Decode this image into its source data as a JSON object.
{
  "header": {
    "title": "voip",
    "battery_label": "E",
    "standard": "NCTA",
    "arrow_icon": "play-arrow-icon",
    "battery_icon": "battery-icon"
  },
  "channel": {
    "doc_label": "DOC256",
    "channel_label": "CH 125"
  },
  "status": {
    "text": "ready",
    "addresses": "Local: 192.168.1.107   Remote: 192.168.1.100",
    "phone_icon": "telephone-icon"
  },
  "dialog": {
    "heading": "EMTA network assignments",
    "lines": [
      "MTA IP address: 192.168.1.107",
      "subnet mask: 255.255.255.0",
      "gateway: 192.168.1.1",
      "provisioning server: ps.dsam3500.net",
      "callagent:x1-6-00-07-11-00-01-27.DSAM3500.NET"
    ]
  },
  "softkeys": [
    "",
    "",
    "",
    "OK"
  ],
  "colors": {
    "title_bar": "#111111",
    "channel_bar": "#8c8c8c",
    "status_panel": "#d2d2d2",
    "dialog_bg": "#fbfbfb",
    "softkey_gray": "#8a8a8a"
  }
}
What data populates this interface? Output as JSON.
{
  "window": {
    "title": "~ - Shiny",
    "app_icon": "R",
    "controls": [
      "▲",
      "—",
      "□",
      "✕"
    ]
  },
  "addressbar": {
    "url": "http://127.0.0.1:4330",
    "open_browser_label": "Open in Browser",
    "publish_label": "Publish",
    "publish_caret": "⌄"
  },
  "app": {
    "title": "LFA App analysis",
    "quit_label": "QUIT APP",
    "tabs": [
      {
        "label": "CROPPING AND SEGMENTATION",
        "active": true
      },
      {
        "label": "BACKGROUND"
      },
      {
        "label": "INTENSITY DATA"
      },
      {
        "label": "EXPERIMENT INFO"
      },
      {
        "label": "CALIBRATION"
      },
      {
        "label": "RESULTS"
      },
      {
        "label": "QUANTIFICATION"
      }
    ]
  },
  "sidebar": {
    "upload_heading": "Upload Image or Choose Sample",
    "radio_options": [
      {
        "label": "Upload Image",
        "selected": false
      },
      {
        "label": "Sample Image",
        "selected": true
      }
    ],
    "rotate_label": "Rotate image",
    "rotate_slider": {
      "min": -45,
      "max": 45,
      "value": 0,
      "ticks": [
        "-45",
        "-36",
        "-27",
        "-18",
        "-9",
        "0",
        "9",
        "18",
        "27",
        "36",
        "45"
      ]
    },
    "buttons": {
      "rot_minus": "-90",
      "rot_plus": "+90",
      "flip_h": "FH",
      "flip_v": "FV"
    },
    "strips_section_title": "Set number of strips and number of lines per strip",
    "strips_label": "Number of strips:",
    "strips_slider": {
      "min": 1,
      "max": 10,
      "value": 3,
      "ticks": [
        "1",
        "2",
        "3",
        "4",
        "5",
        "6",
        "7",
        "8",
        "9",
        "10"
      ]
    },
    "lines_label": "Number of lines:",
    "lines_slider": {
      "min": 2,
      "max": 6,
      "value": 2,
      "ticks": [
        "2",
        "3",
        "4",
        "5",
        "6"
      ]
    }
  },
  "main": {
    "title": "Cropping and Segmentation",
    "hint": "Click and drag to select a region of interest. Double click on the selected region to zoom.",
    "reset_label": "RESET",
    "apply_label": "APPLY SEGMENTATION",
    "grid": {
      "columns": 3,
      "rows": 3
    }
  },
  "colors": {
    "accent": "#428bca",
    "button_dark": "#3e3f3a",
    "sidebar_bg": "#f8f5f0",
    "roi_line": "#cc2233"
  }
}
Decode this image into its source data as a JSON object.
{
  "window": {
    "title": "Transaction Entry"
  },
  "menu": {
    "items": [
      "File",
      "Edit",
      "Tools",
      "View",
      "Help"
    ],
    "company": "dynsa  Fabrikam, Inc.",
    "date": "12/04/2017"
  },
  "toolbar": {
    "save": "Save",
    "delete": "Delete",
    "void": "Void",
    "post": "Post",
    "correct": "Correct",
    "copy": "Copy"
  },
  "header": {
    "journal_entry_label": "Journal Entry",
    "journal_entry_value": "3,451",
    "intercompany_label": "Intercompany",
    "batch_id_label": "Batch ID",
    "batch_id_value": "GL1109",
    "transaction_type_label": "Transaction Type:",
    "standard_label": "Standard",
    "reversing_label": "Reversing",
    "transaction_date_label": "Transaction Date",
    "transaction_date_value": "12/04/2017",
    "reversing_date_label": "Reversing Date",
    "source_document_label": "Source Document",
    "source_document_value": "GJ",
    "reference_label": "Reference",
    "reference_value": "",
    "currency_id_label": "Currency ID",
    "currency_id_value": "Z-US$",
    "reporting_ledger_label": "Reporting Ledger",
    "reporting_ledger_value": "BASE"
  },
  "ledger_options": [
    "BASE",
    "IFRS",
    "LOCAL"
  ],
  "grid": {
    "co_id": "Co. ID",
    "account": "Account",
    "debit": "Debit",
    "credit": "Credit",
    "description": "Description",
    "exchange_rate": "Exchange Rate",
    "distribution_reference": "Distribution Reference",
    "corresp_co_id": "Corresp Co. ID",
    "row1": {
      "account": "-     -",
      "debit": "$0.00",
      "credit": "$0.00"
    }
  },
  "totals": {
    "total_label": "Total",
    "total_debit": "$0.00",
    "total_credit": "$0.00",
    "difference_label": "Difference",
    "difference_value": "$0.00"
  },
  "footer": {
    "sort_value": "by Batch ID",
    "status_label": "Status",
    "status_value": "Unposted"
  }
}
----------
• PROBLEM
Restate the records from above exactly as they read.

• RESULT FOR THIS EXERCISE
Decode this image into its source data as a JSON object.
{
  "header": {
    "title": "voip",
    "battery_label": "E",
    "standard": "NCTA",
    "arrow_icon": "play-arrow-icon",
    "battery_icon": "battery-icon"
  },
  "channel": {
    "doc_label": "DOC256",
    "channel_label": "CH 125"
  },
  "status": {
    "text": "ready",
    "addresses": "Local: 192.168.1.107   Remote: 192.168.1.100",
    "phone_icon": "telephone-icon"
  },
  "dialog": {
    "heading": "EMTA network assignments",
    "lines": [
      "MTA IP address: 192.168.1.107",
      "subnet mask: 255.255.255.0",
      "gateway: 192.168.1.1",
      "provisioning server: ps.dsam3500.net",
      "callagent:x1-6-00-07-11-00-01-27.DSAM3500.NET"
    ]
  },
  "softkeys": [
    "",
    "",
    "",
    "OK"
  ],
  "colors": {
    "title_bar": "#111111",
    "channel_bar": "#8c8c8c",
    "status_panel": "#d2d2d2",
    "dialog_bg": "#fbfbfb",
    "softkey_gray": "#8a8a8a"
  }
}
What data populates this interface? Output as JSON.
{
  "window": {
    "title": "~ - Shiny",
    "app_icon": "R",
    "controls": [
      "▲",
      "—",
      "□",
      "✕"
    ]
  },
  "addressbar": {
    "url": "http://127.0.0.1:4330",
    "open_browser_label": "Open in Browser",
    "publish_label": "Publish",
    "publish_caret": "⌄"
  },
  "app": {
    "title": "LFA App analysis",
    "quit_label": "QUIT APP",
    "tabs": [
      {
        "label": "CROPPING AND SEGMENTATION",
        "active": true
      },
      {
        "label": "BACKGROUND"
      },
      {
        "label": "INTENSITY DATA"
      },
      {
        "label": "EXPERIMENT INFO"
      },
      {
        "label": "CALIBRATION"
      },
      {
        "label": "RESULTS"
      },
      {
        "label": "QUANTIFICATION"
      }
    ]
  },
  "sidebar": {
    "upload_heading": "Upload Image or Choose Sample",
    "radio_options": [
      {
        "label": "Upload Image",
        "selected": false
      },
      {
        "label": "Sample Image",
        "selected": true
      }
    ],
    "rotate_label": "Rotate image",
    "rotate_slider": {
      "min": -45,
      "max": 45,
      "value": 0,
      "ticks": [
        "-45",
        "-36",
        "-27",
        "-18",
        "-9",
        "0",
        "9",
        "18",
        "27",
        "36",
        "45"
      ]
    },
    "buttons": {
      "rot_minus": "-90",
      "rot_plus": "+90",
      "flip_h": "FH",
      "flip_v": "FV"
    },
    "strips_section_title": "Set number of strips and number of lines per strip",
    "strips_label": "Number of strips:",
    "strips_slider": {
      "min": 1,
      "max": 10,
      "value": 3,
      "ticks": [
        "1",
        "2",
        "3",
        "4",
        "5",
        "6",
        "7",
        "8",
        "9",
        "10"
      ]
    },
    "lines_label": "Number of lines:",
    "lines_slider": {
      "min": 2,
      "max": 6,
      "value": 2,
      "ticks": [
        "2",
        "3",
        "4",
        "5",
        "6"
      ]
    }
  },
  "main": {
    "title": "Cropping and Segmentation",
    "hint": "Click and drag to select a region of interest. Double click on the selected region to zoom.",
    "reset_label": "RESET",
    "apply_label": "APPLY SEGMENTATION",
    "grid": {
      "columns": 3,
      "rows": 3
    }
  },
  "colors": {
    "accent": "#428bca",
    "button_dark": "#3e3f3a",
    "sidebar_bg": "#f8f5f0",
    "roi_line": "#cc2233"
  }
}
Decode this image into its source data as a JSON object.
{
  "window": {
    "title": "Transaction Entry"
  },
  "menu": {
    "items": [
      "File",
      "Edit",
      "Tools",
      "View",
      "Help"
    ],
    "company": "dynsa  Fabrikam, Inc.",
    "date": "12/04/2017"
  },
  "toolbar": {
    "save": "Save",
    "delete": "Delete",
    "void": "Void",
    "post": "Post",
    "correct": "Correct",
    "copy": "Copy"
  },
  "header": {
    "journal_entry_label": "Journal Entry",
    "journal_entry_value": "3,451",
    "intercompany_label": "Intercompany",
    "batch_id_label": "Batch ID",
    "batch_id_value": "GL1109",
    "transaction_type_label": "Transaction Type:",
    "standard_label": "Standard",
    "reversing_label": "Reversing",
    "transaction_date_label": "Transaction Date",
    "transaction_date_value": "12/04/2017",
    "reversing_date_label": "Reversing Date",
    "source_document_label": "Source Document",
    "source_document_value": "GJ",
    "reference_label": "Reference",
    "reference_value": "",
    "currency_id_label": "Currency ID",
    "currency_id_value": "Z-US$",
    "reporting_ledger_label": "Reporting Ledger",
    "reporting_ledger_value": "BASE"
  },
  "ledger_options": [
    "BASE",
    "IFRS",
    "LOCAL"
  ],
  "grid": {
    "co_id": "Co. ID",
    "account": "Account",
    "debit": "Debit",
    "credit": "Credit",
    "description": "Description",
    "exchange_rate": "Exchange Rate",
    "distribution_reference": "Distribution Reference",
    "corresp_co_id": "Corresp Co. ID",
    "row1": {
      "account": "-     -",
      "debit": "$0.00",
      "credit": "$0.00"
    }
  },
  "totals": {
    "total_label": "Total",
    "total_debit": "$0.00",
    "total_credit": "$0.00",
    "difference_label": "Difference",
    "difference_value": "$0.00"
  },
  "footer": {
    "sort_value": "by Batch ID",
    "status_label": "Status",
    "status_value": "Unposted"
  }
}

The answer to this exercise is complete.